Scientists present the first-ever detection of pulsations at optical and ultraviolet wavelengths from a millisecond pulsar in an X-ray binary system during an accretion phase. ICE's Francesco Coti Zelati and Diego F. Torres have participated in the discovery, led by researchers from the Italian National Institute of Astrophysics and based on observations made with the Galileo National Telescope in La Palma and with the Hubble Space Telescope.
The system is called SAX J1808.4-3658. It is formed by a neutron star (a rapidly gyrating, dense object) and a small star. The neutron star rotates very rapidly, causing the emission to appear pulsating, like the light of a lighthouse. In fact, the neutron star rotates faster than most pulsars.
The pulsar is in a binary system, that is, it orbits alongside another star from which it regularly removes matter. Moreover, it is an unstable celestial object, since it alternates phases of "quiescence" with periods of "activity" every 3 or 4 years. The most recent explosion, the ninth since its discovery in 1996, was recorded between August and September 2019. ICE researchers assert that, at the time of the observations at optical and ultraviolet wavelengths during this last explosion, the pulsar was surrounded by an accretion disc, displayed pulsations in the X-rays and had a high brightness, suggesting that mass accretion onto the neutron star was ongoing.
To date, about twenty systems similar to SAX J1808.4-3658 are known. Until this observation, no pulses in the UV band had been observed from pulsars in binary systems. As per the optical band, the pulses had only been seen in 5 isolated pulsars and in a single binary system.
The discovery has been published in the journal Nature Astronomy under the title “Optical and ultraviolet pulsed emission from an accreting millisecond pulsar”, and tests the theoretical models that describe the behavior of pulsars in binary systems. According to Coti Zelati and Torres, current accretion models fail to account for the luminosity of both the optical and ultraviolet pulsations that they detected, which are instead more likely driven by processes taking place in the magnetosphere of the neutron star or just outside of it.

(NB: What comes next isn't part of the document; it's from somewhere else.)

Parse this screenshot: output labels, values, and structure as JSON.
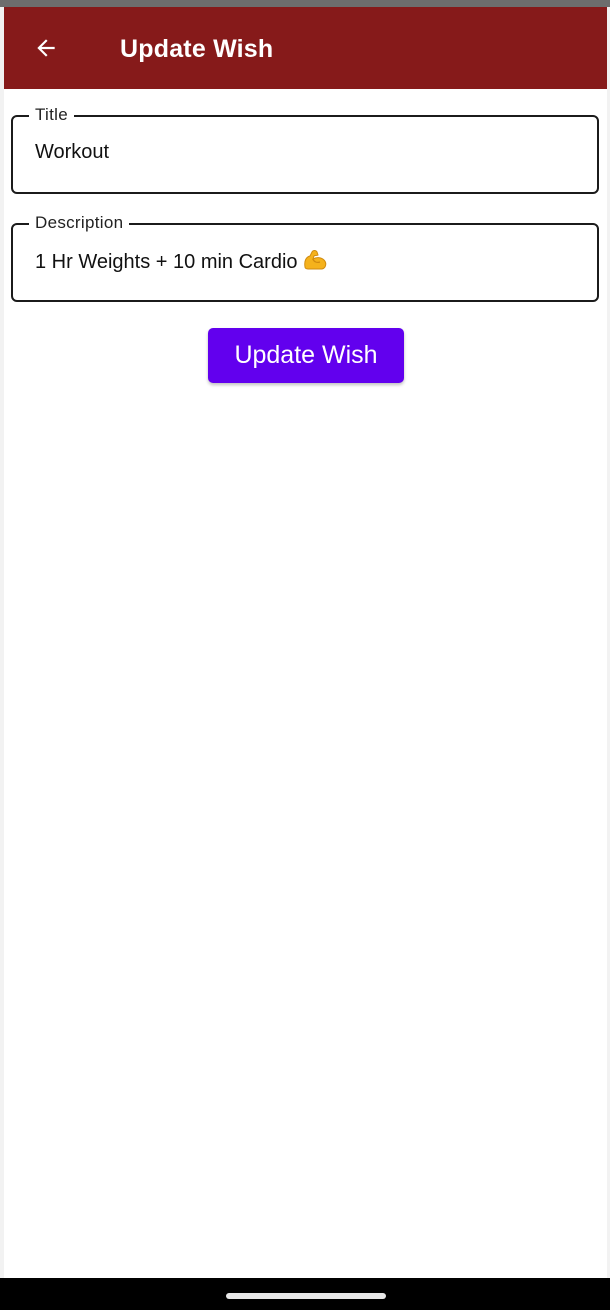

In this context, this discovery demonstrates that acceleration of charged particles up to extremely high speeds can take place in the magnetosphere of a neutron star even when the latter is engulfed with accreting matter. Therefore, the results of the study shed new light on the properties of the magnetosphere and its interaction with accreting matter and, more in general, on the physics of millisecond pulsars in binary systems.
This study provides a novel approach to investigate accreting neutron stars in binary systems: it opens up a new perspective in searches for fast pulsations at optical and ultraviolet wavelengths from many other weakly-magnetic, accreting neutron stars in binary systems from which pulsations have never been detected at other wavelengths, despite very extensive studies. In fact, thanks to the very large photon rates and the possibility to exploit the throughput of large optical telescopes, it will be possible to attain a much higher sensitivity at optical and UV wavelengths than in the X-ray band. In this sense, neutron stars accreting at very high rates are especially important, since the detection of pulsations from them and the precise determination of their orbit would permit to increase drastically the sensitivity of searches for gravitational waves, which are expected from these systems. This would turn these neutron stars into unrivalled laboratories to study the physics of matter at supra-nuclear density and in the presence of ultra-strong magnetic fields.
The detection of optical pulsations was achieved in observations with the Silicon Fast Astronomical Photometer (SiFAP2) mounted at the Galileo National Telescope (TNG) at the Roque de los Muchachos Observatory on the island of La Palma (Canary Islands). This detection was possible thanks to the unique capabilities of this instrument, which is able to tag the time of arrival of individual photons at optical wavelengths with an accuracy of a few microseconds up to count rates as large as a few million counts every second.
The study, published in the journal Nature Astronomy, is entitled “Optical and ultraviolet pulsed emission from an accreting millisecond pulsar”, by F. Ambrosino, A. Miraval Zanon, A. Papitto, F. Coti Zelati, S. Campana, P. D'Avanzo , L. Stella, T. Di Salvo, L. Burderi, P. Casella, A. Sanna, D. de Martino, M. Cadelano, A. Ghedina, F. Leone, F. Meddi, P. Cretaro, MC Baglio, E. Poretti, RP Mignani, DF Torres, GL Israel, M. Cecconi, DM Russell, MD Gonzalez Gomez, AL Riverol Rodriguez, H. Perez Ventura, M. Hernandez Diaz, JJ San Juan, DM Bramich, and F. Lewis. The article is available here.